a) Fill in the blank questions: Students fill in a word or phrase demonstrating their knowledge. Like the questions mentioned above, this may involve remembering facts, quotations, etc. or may push students to analyse or synthesize as well if longer and more detailed answers are required.

b) Short answer questions: Students must respond to the questions asked in 2-3 sentences requiring a concise but more well constructed and thought out answer. Students need to read and understand the question before they write anything and bluffing or more advanced writing skills may influence their grade.

c) Long answer questions: Students need to understand the question being asked fully and probably need to do a brief outline of their answer before they start writing a full, 5 paragraph essay in response. Here, they language of the question must be clear and unambiguous or students may write the ‘wrong’ answer in response to the question.

For these questions, fewer questions may be needed to properly assess students’ knowledge and understanding of what has been taught but the use of a rubric may be necessary to reduce the teacher’s subjectivity in grading these types of questions.


Common Exam Question Terms and What They Mean

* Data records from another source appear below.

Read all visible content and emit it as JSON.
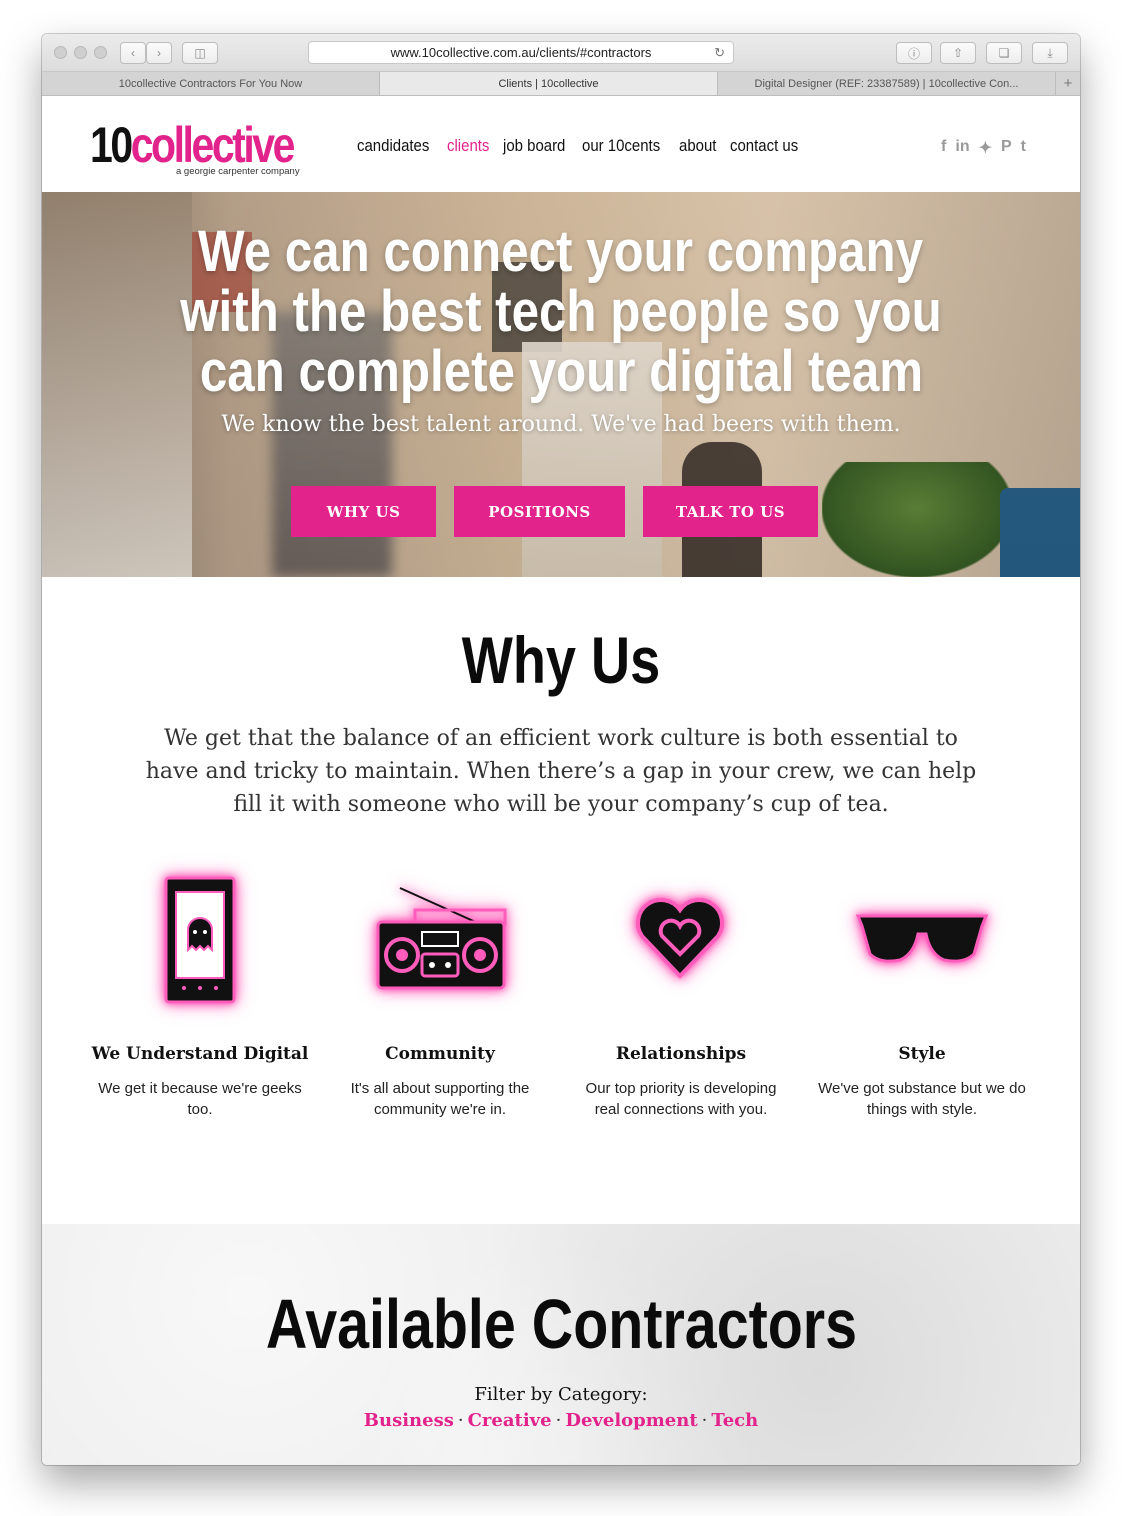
{
  "browser": {
    "url": "www.10collective.com.au/clients/#contractors",
    "tabs": [
      {
        "label": "10collective Contractors For You Now"
      },
      {
        "label": "Clients | 10collective"
      },
      {
        "label": "Digital Designer (REF: 23387589) | 10collective Con..."
      }
    ]
  },
  "header": {
    "logo_number": "10",
    "logo_word": "collective",
    "logo_tagline": "a georgie carpenter company",
    "nav": [
      {
        "label": "candidates"
      },
      {
        "label": "clients"
      },
      {
        "label": "job board"
      },
      {
        "label": "our 10cents"
      },
      {
        "label": "about"
      },
      {
        "label": "contact us"
      }
    ],
    "social_icons": [
      "facebook-icon",
      "linkedin-icon",
      "twitter-icon",
      "pinterest-icon",
      "tumblr-icon"
    ]
  },
  "hero": {
    "title_lines": [
      "We can connect your company",
      "with the best tech people so you",
      "can complete your digital team"
    ],
    "subtitle": "We know the best talent around. We've had beers with them.",
    "buttons": [
      {
        "label": "WHY US"
      },
      {
        "label": "POSITIONS"
      },
      {
        "label": "TALK TO US"
      }
    ]
  },
  "why_us": {
    "title": "Why Us",
    "text": "We get that the balance of an efficient work culture is both essential to have and tricky to maintain. When there’s a gap in your crew, we can help fill it with someone who will be your company’s cup of tea.",
    "features": [
      {
        "icon": "phone-ghost-icon",
        "title": "We Understand Digital",
        "text": "We get it because we're geeks too."
      },
      {
        "icon": "boombox-icon",
        "title": "Community",
        "text": "It's all about supporting the community we're in."
      },
      {
        "icon": "heart-icon",
        "title": "Relationships",
        "text": "Our top priority is developing real connections with you."
      },
      {
        "icon": "sunglasses-icon",
        "title": "Style",
        "text": "We've got substance but we do things with style."
      }
    ]
  },
  "contractors": {
    "title": "Available Contractors",
    "filter_label": "Filter by Category:",
    "categories": [
      {
        "label": "Business"
      },
      {
        "label": "Creative"
      },
      {
        "label": "Development"
      },
      {
        "label": "Tech"
      }
    ]
  },
  "colors": {
    "brand_pink": "#e2238c",
    "text_dark": "#111111"
  }
}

Word: What is it asking you to do?
Definition/Define: Explain a word/term with a complex meaning clearly as it may have multiple meanings/interpretations.
Exposition/Expository: Investigate an idea, evaluate evidence, and expound on an idea by setting forth a clear and concise position or argument related to the idea.
Analyze/Analysis: Think about how each part or aspect of something contributes to the success of failure of the whole thing, process, etc. Remember not to simply summarise, be sure to tell how and why it functions they way it does.

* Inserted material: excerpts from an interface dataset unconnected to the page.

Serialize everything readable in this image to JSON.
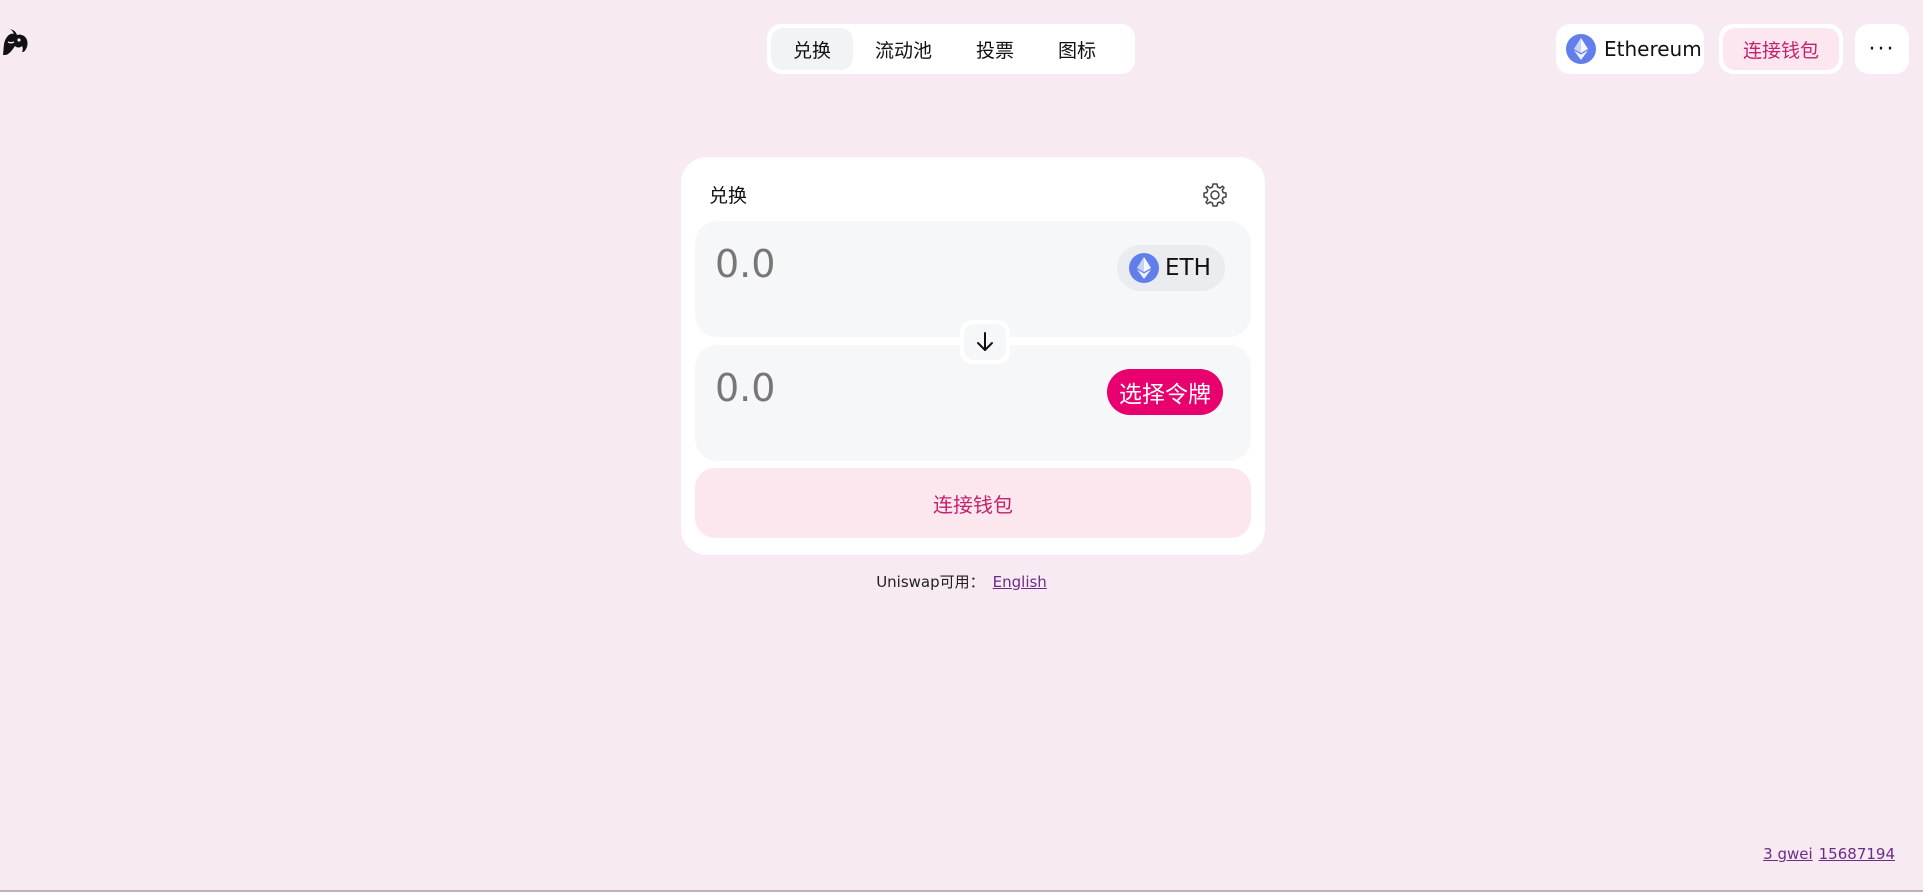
{
  "header": {
    "logo_icon": "unicorn-icon",
    "nav_tabs": [
      {
        "label": "兑换",
        "active": true
      },
      {
        "label": "流动池",
        "active": false
      },
      {
        "label": "投票",
        "active": false
      },
      {
        "label": "图标",
        "active": false
      }
    ],
    "network": {
      "label": "Ethereum",
      "icon": "ethereum-icon"
    },
    "connect_wallet_label": "连接钱包",
    "more_label": "···"
  },
  "swap": {
    "title": "兑换",
    "settings_icon": "gear-icon",
    "input": {
      "placeholder": "0.0",
      "token_label": "ETH",
      "token_icon": "ethereum-icon"
    },
    "output": {
      "placeholder": "0.0",
      "select_token_label": "选择令牌"
    },
    "switch_icon": "arrow-down-icon",
    "connect_wallet_label": "连接钱包"
  },
  "language": {
    "prefix": "Uniswap可用：",
    "link_label": "English"
  },
  "footer": {
    "gas": "3 gwei",
    "block": "15687194"
  },
  "colors": {
    "background": "#f7eaf3",
    "accent_pink": "#e8006f",
    "connect_text": "#c3216b",
    "connect_bg": "#fce7ee",
    "ethereum": "#627eea",
    "link": "#6b2c86"
  }
}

Present a strong and convincing argument to an audience that probably disagrees with your viewpoint. Gather evidence and present a well argued and supported point of view on a debatable issue.
Persuasive/Persuade: (Opinion) Similar to an argumentative essay, in this case you  need to use solid evidence and sound reasoning to agree with your opinion on a particular issue or topic.
Cause/Effect: Explain how one action or event caused certain effects to occur. In this case, you can focus on causes or on effects depending on the question being asked and what was taught.
Compare and Contrast: Find original similarities or differences between two things or categories of things. Be sure to clarify whether you are to focus on how things are the same (compare), different (contrast) or both (compare and contrast).
Narrative: Tell a story (usually that you experienced) so that the reader learns a lesson or gains some insight. Tells what happened, why it happened and what you learned from your experience.
Descriptive: Describe a person, object or event with such clarity that the reader feels like they are seeing, feeling or experiencing it. Requires skillful use of adjectives, adverbs, prepositions, etc.
Division: Choose a topic that people tend to underestimate or oversimplify and explain how interesting or complex it really is to your reader. Use meaningful and important topics to help categorize and offer a detailed analysis about your topic.
Classification: Consider how we categorise and characterise everyday things. Argue convincingly that something has been misclassified or miscategorized.


Using a mix of the above types of questions and making sure that your questions are well written, clearly explained and understood by your students will help reduce confusion and ensure that your tests actually evaluate the right content in appropriate ways. While students will probably never enjoy taking tests, it is important to ensure that they are as free of needless confusion and irritation as humanly possible.

Get weekly articles and resources straight to your inbox


Leave a Reply

Your email address will not be published. Required fields are marked *

9 + thirteen =